* _What you are asked to do_
Could you count the lines below that include the word "Адрес" and give only the number?

* _Web page and app entries_
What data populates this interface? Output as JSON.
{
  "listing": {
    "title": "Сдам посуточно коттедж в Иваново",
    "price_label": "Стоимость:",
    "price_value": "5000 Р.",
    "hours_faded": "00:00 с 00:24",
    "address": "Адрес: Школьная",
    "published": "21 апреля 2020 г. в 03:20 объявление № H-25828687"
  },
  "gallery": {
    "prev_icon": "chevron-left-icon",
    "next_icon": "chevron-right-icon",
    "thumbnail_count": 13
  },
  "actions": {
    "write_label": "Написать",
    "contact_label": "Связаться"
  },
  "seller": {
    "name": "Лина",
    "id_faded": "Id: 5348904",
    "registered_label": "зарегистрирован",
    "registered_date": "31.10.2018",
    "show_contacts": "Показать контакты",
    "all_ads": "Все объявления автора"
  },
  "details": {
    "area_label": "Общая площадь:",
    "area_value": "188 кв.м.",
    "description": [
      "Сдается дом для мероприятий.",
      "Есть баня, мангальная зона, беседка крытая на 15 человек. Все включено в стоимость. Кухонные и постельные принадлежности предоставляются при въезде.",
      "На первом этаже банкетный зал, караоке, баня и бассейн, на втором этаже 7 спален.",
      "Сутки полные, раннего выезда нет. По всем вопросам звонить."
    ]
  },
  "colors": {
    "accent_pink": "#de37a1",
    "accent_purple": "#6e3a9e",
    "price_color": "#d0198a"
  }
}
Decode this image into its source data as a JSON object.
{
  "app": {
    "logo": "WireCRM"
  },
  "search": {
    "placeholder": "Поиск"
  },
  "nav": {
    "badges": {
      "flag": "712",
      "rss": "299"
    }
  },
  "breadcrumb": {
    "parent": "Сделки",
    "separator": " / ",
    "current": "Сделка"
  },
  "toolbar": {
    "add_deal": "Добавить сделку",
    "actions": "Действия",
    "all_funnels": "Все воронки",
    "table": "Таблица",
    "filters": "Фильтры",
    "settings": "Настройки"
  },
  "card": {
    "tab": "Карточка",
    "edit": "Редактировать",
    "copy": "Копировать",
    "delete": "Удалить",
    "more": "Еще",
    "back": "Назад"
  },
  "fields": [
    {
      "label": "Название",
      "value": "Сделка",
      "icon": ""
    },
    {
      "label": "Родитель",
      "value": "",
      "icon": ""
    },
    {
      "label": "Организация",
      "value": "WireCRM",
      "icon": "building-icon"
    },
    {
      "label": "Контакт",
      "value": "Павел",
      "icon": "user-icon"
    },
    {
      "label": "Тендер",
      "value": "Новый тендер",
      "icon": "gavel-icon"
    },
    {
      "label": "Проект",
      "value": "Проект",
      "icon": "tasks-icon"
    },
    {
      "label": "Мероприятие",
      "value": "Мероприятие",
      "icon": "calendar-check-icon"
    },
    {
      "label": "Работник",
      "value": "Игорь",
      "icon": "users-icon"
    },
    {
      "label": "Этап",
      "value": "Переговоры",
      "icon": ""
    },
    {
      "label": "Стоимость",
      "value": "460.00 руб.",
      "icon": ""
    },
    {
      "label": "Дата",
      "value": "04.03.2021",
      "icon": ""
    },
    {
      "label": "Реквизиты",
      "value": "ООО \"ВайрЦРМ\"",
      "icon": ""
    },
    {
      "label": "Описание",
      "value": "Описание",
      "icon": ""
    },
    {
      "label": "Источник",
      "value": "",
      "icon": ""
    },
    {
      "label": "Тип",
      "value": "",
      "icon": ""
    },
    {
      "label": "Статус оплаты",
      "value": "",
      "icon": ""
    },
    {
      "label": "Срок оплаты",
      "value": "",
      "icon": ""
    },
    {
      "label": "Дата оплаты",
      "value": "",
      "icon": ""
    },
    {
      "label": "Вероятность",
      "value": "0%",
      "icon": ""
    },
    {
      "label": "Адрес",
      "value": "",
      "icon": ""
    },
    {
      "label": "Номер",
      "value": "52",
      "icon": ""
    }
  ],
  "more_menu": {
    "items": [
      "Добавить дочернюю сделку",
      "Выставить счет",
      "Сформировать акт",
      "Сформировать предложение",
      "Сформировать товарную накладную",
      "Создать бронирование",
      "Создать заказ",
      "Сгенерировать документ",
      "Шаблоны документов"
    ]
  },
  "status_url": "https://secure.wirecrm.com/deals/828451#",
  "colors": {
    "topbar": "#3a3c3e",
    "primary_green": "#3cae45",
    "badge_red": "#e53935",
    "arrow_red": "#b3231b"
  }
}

* _Answer to this exercise_
2